EXERCISE GOAL –
From the entries that follow, pick out all lines holding "screenshot".

Entries from a dataset of interfaces:
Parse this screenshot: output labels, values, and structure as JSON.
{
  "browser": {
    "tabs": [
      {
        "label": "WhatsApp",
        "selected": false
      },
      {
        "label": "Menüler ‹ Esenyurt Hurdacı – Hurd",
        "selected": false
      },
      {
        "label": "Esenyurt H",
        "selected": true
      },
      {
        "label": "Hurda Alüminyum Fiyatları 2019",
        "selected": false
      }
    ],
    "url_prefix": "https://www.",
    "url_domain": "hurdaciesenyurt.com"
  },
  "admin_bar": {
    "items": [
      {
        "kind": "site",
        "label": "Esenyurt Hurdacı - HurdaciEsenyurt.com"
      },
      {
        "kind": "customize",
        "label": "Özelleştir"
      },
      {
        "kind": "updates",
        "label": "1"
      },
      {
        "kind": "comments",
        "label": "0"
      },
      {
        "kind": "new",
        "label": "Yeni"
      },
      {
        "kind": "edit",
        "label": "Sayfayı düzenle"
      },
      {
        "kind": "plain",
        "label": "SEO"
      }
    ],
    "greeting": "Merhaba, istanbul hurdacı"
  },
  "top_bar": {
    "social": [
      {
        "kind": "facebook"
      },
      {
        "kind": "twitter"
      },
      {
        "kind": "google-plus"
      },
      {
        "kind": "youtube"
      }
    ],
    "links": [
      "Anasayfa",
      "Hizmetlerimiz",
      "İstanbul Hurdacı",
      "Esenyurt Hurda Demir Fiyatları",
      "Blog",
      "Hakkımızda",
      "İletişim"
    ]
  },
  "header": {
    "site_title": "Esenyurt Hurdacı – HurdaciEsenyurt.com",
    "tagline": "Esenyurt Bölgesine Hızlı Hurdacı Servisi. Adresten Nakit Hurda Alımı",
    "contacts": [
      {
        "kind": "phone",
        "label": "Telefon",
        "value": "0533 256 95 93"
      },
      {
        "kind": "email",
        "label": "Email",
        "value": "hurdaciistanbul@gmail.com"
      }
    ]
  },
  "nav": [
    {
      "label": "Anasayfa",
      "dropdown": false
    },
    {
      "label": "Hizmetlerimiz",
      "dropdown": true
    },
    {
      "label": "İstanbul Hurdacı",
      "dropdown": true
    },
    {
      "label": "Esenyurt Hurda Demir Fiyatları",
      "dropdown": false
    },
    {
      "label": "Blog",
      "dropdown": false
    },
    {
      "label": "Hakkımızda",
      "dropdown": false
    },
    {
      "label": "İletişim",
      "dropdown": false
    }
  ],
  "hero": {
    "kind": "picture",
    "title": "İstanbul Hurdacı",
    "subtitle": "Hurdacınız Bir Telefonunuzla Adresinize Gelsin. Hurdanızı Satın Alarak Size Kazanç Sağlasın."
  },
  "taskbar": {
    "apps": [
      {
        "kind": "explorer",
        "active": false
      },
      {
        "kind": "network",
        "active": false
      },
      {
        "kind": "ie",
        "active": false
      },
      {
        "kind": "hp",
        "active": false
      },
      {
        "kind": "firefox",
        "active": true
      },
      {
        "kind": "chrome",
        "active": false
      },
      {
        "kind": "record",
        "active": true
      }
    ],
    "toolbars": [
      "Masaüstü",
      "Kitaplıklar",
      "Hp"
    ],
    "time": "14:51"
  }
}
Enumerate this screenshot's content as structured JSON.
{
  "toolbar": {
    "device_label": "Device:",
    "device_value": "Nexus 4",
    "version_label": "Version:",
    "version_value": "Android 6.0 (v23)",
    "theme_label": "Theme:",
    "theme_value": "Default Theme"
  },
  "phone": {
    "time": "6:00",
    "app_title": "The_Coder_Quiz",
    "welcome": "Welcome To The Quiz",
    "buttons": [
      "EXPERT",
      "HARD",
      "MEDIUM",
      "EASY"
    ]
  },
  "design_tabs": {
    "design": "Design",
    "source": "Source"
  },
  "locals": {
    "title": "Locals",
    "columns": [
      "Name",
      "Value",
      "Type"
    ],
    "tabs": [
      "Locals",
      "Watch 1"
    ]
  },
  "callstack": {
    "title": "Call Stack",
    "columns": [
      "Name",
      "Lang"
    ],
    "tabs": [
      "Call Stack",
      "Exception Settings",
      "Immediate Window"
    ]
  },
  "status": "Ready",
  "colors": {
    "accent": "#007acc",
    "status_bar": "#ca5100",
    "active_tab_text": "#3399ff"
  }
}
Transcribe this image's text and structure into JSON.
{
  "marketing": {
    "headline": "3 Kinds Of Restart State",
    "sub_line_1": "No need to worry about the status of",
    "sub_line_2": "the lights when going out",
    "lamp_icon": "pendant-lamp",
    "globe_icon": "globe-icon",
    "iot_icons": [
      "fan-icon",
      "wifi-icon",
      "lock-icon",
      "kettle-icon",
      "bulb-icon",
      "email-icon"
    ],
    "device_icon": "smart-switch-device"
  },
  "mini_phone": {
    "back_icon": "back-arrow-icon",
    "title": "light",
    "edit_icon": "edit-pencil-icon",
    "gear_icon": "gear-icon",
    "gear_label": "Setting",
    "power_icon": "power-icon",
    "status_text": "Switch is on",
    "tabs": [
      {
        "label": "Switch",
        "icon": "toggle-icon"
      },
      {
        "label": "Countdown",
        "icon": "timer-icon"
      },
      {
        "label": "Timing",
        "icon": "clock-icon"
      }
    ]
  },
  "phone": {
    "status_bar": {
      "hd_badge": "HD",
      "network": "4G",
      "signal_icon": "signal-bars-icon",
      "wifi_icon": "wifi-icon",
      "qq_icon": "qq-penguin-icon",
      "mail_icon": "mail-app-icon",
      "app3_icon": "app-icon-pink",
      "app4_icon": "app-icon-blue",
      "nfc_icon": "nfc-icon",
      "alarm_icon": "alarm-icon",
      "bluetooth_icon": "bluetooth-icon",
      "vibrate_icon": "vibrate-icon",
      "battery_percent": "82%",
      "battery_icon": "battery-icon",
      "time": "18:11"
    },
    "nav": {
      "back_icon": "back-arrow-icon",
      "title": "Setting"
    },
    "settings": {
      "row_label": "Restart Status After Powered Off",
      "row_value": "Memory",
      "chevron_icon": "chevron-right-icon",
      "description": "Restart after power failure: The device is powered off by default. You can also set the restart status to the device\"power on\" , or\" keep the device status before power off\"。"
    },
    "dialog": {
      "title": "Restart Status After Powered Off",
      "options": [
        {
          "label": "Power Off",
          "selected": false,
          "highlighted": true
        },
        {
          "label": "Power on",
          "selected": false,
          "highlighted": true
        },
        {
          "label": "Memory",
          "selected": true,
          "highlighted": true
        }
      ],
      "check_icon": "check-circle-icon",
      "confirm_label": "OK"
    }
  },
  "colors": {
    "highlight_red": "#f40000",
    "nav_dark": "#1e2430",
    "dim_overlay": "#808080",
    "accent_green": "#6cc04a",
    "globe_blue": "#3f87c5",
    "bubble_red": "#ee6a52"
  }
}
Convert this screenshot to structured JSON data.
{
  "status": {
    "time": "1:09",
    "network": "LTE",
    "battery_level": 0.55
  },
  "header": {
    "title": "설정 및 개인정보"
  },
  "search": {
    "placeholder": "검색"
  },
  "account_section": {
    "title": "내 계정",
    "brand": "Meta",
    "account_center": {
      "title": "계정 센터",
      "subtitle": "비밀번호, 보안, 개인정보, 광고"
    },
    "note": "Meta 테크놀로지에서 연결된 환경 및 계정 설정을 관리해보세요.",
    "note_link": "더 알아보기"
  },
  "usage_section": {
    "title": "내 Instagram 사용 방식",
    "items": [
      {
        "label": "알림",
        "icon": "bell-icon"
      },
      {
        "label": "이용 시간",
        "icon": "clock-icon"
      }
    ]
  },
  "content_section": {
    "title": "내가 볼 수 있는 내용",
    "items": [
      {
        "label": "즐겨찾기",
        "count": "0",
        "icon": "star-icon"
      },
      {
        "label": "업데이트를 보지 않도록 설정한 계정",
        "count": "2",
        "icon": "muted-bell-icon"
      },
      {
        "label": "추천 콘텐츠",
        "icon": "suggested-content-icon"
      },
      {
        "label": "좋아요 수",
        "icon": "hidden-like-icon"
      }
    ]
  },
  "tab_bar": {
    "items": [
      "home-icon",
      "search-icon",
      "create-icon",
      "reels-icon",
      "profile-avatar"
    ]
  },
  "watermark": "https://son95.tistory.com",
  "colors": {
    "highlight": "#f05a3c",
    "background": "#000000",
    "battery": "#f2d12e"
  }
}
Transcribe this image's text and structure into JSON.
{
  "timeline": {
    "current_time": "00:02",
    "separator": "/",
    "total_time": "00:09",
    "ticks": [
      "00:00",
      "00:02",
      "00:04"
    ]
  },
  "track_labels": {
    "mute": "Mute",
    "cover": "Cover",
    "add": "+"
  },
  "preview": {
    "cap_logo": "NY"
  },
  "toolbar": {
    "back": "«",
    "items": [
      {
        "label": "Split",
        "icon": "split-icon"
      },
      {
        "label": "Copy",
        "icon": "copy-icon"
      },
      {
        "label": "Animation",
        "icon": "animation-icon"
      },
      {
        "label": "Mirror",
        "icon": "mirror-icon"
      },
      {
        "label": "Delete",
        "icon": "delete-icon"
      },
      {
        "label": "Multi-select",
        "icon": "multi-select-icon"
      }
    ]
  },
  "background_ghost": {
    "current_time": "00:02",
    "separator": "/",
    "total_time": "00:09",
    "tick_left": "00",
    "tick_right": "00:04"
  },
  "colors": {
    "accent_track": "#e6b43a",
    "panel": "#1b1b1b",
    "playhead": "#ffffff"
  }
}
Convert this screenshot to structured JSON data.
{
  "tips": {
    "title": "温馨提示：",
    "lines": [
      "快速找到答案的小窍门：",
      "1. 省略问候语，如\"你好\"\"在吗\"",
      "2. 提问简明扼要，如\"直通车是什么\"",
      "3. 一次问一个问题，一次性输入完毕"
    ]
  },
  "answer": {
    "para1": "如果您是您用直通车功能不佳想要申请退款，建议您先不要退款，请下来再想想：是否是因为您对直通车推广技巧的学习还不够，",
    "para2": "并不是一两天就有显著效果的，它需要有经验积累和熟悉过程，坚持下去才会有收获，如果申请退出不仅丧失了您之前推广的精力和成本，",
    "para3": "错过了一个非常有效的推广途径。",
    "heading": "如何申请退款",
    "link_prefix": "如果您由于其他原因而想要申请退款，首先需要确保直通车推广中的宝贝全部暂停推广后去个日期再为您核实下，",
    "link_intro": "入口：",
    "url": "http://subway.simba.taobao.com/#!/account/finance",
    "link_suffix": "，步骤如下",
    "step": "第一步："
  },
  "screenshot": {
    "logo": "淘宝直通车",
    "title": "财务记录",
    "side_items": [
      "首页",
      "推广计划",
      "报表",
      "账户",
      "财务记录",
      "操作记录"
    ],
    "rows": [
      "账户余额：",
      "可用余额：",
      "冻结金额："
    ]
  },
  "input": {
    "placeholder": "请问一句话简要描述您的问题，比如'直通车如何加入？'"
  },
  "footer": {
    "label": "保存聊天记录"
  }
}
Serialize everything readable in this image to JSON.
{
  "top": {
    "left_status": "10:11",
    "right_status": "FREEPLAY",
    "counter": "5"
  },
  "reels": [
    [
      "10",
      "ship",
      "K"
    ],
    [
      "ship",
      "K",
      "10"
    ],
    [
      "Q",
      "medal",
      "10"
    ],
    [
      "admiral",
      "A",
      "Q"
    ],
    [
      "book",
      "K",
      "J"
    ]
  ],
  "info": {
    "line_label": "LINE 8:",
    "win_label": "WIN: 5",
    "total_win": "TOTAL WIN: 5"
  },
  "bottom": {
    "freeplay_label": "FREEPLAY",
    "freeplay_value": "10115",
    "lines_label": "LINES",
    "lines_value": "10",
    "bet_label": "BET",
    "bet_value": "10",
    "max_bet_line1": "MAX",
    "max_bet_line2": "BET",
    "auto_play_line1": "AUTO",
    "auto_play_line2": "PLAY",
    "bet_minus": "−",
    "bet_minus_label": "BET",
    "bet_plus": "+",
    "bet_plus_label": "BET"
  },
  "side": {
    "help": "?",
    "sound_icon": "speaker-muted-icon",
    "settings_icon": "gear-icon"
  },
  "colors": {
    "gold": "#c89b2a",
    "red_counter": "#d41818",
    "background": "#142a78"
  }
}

RESULT OF THE TASK –
Parse this screenshot: output labels, values, and structure as JSON.
Enumerate this screenshot's content as structured JSON.
Convert this screenshot to structured JSON data.
Convert this screenshot to structured JSON data.
  "screenshot": {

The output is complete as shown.